by Dave Mount, Westaff
Motivating the Next Generation of Workers
One morning this past spring, I was listening to our local morning talk show and the hosts were asking for comments from listeners about whether the upcoming generation of workers was motivated to work hard. The overwhelming sense of the audience was that they were not.
I beg to differ.
My own generation struck at UC Berkley over academic freedom, we — they — smoked pot and protested the Vietnam War. I went to college in San Francisco and I loved taking rides through the Haight-Ashbury district on Sunday afternoons to see all of the “love children” crowding the streets. How on earth did the older generation motivate us?
Then, along came the children of the ’70s, and so forth. In each group, the older generation wondered if this new group could be motivated. But we did it. I only have to look at the great strides we have made as a society and workforce since I joined.
In the early 1980s, two young men invented a computer that could fit on a desk. Later, the PC became smaller and smaller and today, I am writing this on an amazing little unit that has a 15-inch screen and weighs about a pound. We have seen revolutions in communications, transportation, and data management, all wrought by the love children and their successors.
So: Now we are faced with another generation that does not think “the way we do.” What to do about it?
The answer is in managing and motivating the new generation of workers. They certainly want what we all wanted when we entered the work force. As we have seen in these days of economic uncertainty, they may not be able to look back at their lives and note that they lived better than their parents did, but they are willing to try. The following are some of my own observations from raising and hiring people of the next generation.
- Although I could never get my own kids to turn off a light when they left a room, this coming generation has a genuine concern for the environment. To them, there is real climate change and they are willing to sacrifice to help the environment — even if that comes at a cost to them personally. They appreciate a business climate where recycling is practiced faithfully and where energy savings are encouraged.
- When I went to college, the cost was $35 a credit hour or $1,260 a year. Loans were unheard of. Since I graduated in 1966, college costs have exploded and the average student graduates with over $25,000 in debt, and that number is also exploding. Paying those loans has become a paramount concern of today’s new workers.

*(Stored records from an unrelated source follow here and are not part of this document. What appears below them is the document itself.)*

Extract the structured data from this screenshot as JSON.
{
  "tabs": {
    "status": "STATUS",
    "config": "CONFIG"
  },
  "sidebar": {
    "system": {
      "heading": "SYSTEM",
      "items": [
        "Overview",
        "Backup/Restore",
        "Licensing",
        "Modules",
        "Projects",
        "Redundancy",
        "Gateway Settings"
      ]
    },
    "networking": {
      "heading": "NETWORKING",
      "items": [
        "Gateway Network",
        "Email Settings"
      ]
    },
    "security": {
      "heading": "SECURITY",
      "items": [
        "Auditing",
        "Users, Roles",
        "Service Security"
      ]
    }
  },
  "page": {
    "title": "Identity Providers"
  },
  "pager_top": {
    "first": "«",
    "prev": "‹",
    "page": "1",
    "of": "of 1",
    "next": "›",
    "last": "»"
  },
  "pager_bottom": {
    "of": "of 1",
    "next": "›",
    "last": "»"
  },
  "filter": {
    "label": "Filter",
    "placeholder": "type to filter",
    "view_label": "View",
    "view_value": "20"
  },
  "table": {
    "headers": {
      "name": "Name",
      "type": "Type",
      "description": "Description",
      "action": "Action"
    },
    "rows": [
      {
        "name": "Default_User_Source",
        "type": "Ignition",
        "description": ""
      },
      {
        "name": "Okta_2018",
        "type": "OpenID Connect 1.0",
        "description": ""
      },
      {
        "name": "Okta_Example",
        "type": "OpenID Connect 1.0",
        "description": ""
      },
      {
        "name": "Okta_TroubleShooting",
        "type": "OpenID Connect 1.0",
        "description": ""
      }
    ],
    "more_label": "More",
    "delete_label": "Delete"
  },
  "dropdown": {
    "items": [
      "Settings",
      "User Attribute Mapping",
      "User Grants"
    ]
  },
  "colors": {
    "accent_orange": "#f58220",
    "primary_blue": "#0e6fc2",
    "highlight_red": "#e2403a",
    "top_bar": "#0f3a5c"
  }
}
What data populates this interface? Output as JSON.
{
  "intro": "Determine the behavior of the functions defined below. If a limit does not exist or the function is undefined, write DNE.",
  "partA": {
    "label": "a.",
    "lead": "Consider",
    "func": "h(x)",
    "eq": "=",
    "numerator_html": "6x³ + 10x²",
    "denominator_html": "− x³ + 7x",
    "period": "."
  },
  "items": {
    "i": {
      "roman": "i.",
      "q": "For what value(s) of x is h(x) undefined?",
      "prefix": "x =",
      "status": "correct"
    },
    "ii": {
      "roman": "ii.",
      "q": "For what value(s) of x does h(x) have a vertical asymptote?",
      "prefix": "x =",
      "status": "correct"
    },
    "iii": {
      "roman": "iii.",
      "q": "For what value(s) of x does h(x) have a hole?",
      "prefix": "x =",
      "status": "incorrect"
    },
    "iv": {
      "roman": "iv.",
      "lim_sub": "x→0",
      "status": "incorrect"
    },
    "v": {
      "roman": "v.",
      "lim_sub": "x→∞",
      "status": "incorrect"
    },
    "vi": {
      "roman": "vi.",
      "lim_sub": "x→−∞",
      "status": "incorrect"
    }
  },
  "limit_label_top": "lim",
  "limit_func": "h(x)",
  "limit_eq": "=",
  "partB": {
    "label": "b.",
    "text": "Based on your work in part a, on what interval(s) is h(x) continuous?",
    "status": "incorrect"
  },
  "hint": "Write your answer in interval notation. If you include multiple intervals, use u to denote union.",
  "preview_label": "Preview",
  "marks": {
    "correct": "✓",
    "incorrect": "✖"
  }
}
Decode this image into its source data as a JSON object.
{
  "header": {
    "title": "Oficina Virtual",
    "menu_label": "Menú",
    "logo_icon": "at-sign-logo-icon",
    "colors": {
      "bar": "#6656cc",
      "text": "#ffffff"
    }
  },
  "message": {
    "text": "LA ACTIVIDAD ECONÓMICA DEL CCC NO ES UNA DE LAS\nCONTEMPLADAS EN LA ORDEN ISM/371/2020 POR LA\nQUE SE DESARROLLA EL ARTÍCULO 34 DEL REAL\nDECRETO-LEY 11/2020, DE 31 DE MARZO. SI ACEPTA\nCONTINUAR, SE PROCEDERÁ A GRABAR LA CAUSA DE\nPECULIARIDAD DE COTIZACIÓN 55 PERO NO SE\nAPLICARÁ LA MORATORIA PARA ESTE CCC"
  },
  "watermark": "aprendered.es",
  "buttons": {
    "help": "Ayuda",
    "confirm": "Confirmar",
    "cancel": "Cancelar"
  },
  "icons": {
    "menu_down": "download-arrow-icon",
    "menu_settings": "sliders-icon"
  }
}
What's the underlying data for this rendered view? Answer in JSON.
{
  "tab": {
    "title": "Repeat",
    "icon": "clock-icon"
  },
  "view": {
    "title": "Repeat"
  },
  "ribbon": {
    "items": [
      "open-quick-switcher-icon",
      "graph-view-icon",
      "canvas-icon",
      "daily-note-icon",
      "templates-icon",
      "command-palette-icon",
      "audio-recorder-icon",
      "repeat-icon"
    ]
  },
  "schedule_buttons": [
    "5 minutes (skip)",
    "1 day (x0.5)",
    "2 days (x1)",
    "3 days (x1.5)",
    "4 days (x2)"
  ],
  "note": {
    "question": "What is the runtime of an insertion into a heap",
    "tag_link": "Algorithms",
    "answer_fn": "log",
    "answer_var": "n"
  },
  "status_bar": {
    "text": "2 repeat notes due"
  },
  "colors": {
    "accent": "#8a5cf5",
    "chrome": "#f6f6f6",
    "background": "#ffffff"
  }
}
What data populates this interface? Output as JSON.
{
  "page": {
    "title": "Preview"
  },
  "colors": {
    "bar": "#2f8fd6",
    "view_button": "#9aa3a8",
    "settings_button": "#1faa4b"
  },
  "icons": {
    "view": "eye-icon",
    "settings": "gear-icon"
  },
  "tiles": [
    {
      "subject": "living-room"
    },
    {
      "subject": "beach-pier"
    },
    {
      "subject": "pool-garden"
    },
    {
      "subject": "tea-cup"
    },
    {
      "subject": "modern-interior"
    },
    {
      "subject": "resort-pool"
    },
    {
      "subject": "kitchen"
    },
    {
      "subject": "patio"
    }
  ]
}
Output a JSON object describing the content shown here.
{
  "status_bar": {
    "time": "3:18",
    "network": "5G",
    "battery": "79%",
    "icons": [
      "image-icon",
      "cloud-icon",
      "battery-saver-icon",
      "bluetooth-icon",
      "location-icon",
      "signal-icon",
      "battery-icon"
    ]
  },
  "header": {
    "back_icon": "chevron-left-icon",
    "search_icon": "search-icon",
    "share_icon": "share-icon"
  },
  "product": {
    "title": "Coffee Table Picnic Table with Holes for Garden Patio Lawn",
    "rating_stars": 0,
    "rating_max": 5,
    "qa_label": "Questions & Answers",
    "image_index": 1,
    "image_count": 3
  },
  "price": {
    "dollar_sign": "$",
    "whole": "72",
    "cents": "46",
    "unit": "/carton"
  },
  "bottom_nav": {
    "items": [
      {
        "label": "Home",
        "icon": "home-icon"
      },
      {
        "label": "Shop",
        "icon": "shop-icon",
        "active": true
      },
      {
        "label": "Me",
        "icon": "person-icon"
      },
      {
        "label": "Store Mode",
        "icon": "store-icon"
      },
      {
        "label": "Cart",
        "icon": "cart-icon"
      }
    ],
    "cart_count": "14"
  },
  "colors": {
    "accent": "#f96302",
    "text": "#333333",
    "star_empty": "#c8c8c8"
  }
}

- Buying a home is an almost impossible dream. Home prices have gone up exponentially, even here in Vermont.
- We are increasing mobile as a society, and today’s entrants to the workforce can and will work anywhere. This is one of the reasons that the Vermont Legislature established the Next Generation Commission in 2006 and why the average age of Vermonters is now the second highest in the nation. Our youths are attracted to the cities where wages and mobility are higher.
- We have just begun to see the impact of social media, and it will be more and more important in the coming years. Use the expertise of new workers to exploit this medium.
The real issue is not whether the coming generation is willing to work. Of course they are. The issue is whether the previous generation(s) is willing to take the time to understand what makes them tick and use what they have learned to motivate them to the greatness that we expect of them.
Our previous generations did just that for us. •
Dave Mount is the owner of Westaff in Burlington.